Brazilian President Signs Internet Bill of Rights Into Law at NetMundial

Earlier today Brazil's President Dilma Rousseff sanctioned Marco Civil, also called the Internet bill of rights, during the global Internet governance event, NetMundial, in Brazil.


tuesday > Reboots As a Candidate Digital Toolkit That's a Bit Too Like launched with big ambitions and star appeal, hoping to crack the code on how to get millions of people to pool their political passions through their platform. When that ambition stalled, its founder Nathan Daschle--son of the former Senator--decided to pivot to offering political candidates an easy-to-use free web platform for organizing and fundraising. Now the new is out from stealth mode, entering a field already being served by competitors like NationBuilder, Salsa Labs and And strangely enough, seems to want its early users to ask for help. GO

Armenian Legislators: You Can Be As Anonymous on the 'Net As You Like—Until You Can't

A proposed bill in Armenia would make it illegal for media outlets to include defamatory remarks by anonymous or fake sources, and require sites to remove libelous comments within 12 hours unless they identify the author.


monday >

The Good Wife Looks for the Next Snowden and Outwits the NSA

Even as the real Edward Snowden faces questions over his motives in Russia, another side of his legacy played out for the over nine million viewers of last night's The Good Wife, which concluded its season long storyline exploring NSA surveillance. In the episode titled All Tapped Out, one young NSA worker's legal concerns lead him to becoming a whistle-blower, setting off a chain of events that allows the main character, lawyer Alicia Florrick (Julianna Margulies), and her husband, Illinois Governor Peter Florrick (Chris Noth), to turn the tables on the NSA using its own methods. GO

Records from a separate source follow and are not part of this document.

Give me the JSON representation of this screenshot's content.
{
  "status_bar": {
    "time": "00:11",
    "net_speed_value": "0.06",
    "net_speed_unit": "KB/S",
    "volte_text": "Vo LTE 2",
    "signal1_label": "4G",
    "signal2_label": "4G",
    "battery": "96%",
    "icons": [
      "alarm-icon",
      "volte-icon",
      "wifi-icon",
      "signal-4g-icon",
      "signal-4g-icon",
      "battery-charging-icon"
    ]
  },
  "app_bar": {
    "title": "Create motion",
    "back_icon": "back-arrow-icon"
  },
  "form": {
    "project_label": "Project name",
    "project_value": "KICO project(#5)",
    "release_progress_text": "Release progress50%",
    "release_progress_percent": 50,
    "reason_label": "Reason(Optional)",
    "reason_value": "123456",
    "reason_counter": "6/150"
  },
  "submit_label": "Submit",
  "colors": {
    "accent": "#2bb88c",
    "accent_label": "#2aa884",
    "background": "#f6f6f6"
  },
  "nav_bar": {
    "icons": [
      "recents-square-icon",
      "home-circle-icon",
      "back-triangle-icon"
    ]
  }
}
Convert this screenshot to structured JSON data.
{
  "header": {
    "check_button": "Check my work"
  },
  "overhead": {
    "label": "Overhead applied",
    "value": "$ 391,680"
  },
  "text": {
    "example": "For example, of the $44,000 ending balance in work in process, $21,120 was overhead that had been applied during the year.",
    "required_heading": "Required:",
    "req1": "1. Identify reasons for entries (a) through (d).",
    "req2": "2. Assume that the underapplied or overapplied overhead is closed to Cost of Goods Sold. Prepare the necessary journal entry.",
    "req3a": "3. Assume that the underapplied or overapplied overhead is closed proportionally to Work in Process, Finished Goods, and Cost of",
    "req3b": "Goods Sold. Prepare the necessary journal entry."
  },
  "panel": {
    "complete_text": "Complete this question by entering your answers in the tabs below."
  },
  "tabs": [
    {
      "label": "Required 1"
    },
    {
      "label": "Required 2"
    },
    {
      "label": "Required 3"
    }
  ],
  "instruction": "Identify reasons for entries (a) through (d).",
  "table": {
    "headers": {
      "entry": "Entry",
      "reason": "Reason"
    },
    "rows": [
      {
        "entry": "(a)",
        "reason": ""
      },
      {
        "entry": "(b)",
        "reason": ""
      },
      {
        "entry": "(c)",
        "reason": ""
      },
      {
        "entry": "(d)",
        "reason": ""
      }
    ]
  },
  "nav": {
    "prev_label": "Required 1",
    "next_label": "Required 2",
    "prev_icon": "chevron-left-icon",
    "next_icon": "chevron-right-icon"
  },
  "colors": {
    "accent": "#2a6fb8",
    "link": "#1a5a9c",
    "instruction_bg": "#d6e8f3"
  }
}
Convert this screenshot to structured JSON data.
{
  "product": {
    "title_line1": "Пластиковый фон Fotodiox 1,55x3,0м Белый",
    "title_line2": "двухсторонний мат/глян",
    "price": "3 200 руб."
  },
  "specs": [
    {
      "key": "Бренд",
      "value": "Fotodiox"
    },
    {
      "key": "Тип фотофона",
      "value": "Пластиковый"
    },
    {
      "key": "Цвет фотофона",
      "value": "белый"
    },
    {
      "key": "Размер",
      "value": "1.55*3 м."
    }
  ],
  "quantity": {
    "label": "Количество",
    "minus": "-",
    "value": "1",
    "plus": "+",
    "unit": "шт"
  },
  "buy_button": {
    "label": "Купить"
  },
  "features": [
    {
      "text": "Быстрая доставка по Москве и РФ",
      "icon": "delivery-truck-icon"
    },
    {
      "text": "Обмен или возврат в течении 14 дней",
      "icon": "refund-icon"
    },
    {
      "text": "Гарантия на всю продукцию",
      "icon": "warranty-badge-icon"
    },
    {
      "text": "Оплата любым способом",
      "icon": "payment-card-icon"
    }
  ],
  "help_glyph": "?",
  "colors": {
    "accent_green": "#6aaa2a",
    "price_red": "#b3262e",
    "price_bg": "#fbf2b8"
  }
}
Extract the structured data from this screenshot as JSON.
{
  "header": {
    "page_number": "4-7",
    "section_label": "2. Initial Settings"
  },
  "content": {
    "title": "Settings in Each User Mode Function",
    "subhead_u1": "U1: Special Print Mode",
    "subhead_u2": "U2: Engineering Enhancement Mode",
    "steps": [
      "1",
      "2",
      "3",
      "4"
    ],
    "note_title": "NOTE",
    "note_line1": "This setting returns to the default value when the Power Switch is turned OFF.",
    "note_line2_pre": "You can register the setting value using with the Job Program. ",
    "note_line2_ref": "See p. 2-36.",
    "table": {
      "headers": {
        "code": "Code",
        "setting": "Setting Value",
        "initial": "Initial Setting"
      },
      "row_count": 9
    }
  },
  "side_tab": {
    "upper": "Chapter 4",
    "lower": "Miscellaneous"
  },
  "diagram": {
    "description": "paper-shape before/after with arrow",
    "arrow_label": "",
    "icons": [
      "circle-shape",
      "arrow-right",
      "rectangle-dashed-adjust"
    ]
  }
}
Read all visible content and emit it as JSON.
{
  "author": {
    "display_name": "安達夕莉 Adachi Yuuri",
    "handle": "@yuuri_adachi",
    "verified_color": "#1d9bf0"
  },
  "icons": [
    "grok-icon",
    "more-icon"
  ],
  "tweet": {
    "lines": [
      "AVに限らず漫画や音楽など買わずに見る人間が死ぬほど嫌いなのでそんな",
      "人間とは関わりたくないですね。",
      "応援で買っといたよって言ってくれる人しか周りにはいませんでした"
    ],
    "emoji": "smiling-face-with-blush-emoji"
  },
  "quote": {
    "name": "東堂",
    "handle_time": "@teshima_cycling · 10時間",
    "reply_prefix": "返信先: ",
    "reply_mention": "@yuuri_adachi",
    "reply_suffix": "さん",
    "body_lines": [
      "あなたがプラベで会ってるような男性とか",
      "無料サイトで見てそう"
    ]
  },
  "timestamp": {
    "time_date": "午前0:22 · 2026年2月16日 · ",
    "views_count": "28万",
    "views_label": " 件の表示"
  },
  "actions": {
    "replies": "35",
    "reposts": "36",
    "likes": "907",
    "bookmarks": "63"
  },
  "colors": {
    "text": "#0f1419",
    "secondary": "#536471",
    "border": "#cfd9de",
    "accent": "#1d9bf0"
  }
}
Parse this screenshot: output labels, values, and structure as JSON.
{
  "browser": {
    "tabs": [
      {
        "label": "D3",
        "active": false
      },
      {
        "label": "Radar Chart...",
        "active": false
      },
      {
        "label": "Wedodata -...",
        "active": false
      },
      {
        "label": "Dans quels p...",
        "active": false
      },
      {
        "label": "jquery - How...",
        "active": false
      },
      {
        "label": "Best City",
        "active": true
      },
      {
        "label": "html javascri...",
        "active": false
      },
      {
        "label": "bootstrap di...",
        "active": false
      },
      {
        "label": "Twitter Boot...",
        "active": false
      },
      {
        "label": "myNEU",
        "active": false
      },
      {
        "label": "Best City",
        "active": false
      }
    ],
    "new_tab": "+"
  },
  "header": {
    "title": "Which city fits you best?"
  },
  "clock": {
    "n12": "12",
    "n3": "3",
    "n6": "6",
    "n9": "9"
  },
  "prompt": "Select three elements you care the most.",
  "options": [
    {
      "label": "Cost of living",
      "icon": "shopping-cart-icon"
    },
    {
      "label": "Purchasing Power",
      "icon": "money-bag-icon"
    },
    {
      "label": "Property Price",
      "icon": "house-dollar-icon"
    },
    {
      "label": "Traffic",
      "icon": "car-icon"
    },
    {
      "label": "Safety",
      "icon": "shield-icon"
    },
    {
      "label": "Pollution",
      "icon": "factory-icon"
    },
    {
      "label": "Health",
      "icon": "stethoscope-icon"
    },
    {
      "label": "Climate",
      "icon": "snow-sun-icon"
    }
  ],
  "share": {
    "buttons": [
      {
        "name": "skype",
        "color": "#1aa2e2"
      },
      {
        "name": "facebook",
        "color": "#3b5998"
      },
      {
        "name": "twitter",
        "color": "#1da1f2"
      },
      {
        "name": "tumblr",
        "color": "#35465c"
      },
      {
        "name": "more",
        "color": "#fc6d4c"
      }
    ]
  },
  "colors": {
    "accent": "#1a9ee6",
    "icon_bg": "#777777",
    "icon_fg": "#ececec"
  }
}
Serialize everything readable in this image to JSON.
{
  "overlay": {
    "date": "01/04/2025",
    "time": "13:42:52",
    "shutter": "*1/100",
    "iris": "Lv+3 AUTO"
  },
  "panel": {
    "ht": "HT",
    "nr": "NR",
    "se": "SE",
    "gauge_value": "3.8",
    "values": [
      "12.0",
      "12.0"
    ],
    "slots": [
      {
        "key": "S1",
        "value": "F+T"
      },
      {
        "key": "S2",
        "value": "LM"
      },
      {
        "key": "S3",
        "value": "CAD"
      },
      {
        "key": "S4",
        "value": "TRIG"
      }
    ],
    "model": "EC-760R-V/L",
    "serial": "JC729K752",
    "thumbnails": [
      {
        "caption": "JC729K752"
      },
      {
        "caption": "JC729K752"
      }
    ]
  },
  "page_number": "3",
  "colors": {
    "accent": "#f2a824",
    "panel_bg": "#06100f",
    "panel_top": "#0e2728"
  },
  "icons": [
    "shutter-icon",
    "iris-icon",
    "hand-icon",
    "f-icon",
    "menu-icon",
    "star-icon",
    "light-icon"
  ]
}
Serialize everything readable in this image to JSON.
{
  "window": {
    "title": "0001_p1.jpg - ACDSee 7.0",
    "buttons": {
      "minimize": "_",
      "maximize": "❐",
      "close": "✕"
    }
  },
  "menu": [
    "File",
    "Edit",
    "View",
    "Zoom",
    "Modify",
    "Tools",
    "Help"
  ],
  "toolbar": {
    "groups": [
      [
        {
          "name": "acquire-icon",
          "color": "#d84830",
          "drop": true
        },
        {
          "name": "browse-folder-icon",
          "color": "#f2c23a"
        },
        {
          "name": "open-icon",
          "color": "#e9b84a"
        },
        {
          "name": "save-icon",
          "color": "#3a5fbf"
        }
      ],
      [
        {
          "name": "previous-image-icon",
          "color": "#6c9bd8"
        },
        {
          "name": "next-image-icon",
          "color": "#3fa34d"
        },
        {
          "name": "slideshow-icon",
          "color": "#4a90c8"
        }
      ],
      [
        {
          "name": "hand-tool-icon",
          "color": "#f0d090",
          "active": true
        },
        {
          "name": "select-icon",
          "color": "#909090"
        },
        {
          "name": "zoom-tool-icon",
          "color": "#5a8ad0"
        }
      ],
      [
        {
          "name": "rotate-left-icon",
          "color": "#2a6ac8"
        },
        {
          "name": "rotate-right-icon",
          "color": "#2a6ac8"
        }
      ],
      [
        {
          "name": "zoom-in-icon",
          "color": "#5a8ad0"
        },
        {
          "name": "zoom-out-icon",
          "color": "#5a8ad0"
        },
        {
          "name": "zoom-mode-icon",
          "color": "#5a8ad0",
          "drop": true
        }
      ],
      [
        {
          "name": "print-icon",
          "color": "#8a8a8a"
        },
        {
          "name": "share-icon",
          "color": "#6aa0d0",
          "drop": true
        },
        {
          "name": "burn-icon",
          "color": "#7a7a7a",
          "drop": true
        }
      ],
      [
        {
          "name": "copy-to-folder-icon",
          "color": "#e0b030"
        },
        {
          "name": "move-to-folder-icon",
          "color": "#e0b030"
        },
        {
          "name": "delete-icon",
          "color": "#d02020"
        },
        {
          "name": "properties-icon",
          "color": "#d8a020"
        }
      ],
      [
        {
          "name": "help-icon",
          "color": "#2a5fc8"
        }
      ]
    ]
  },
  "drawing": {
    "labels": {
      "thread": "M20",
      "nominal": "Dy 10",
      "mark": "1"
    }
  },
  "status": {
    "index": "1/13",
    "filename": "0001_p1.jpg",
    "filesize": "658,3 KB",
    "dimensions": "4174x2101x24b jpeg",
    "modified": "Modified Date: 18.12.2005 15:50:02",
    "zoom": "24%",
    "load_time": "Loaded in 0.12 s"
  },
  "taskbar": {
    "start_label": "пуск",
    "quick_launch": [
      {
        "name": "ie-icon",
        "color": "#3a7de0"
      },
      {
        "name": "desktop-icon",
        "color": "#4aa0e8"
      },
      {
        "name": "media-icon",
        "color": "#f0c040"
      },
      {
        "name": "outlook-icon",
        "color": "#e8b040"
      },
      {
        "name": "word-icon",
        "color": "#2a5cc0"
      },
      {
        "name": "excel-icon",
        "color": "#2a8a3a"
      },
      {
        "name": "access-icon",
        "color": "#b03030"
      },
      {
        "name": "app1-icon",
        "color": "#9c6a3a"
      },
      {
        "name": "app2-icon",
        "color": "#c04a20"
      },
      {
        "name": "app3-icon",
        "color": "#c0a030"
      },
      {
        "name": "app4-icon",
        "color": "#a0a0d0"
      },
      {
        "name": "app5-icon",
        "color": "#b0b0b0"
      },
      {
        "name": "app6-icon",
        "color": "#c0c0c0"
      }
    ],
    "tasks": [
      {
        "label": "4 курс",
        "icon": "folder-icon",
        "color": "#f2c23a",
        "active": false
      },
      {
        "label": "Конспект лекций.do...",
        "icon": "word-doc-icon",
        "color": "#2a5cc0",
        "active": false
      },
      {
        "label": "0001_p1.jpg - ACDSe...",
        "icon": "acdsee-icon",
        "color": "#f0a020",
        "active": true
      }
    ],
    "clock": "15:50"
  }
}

The Expanding Reach of China's Crowdsourced Environmental Monitoring Site, Danger Maps

Last week billionaire businessman Jack Ma, founder of the e-commerce company Alibaba, appealed to his “500 million-strong army” of consumers to help monitor water quality in China. Inexpensive testing kits sold through his company can be used to measure pH, phosphates, ammonia, and heavy metal levels, and then the data can be uploaded via smartphone to the environmental monitoring site Danger Maps. Although the initiative will push the Chinese authorities' tolerance for civic engagement and activism, Ethan Zuckerman has high hopes for “monitorial citizenship” in China.


The 13 Worst Bits of Russia's Current and Maybe Future Internet Legislation

It appears that Russia is on the brink of passing still more repressive Internet regulations. A new telecommunications bill that would require popular blogs—those with 3,000 or more visits a day—to join a government registry and conform to government-mandated standards is expected to pass this week. What follows is a list of the worst bits of both proposed and existing Russian Internet law. Let us know in the comments or on Twitter if we missed anything.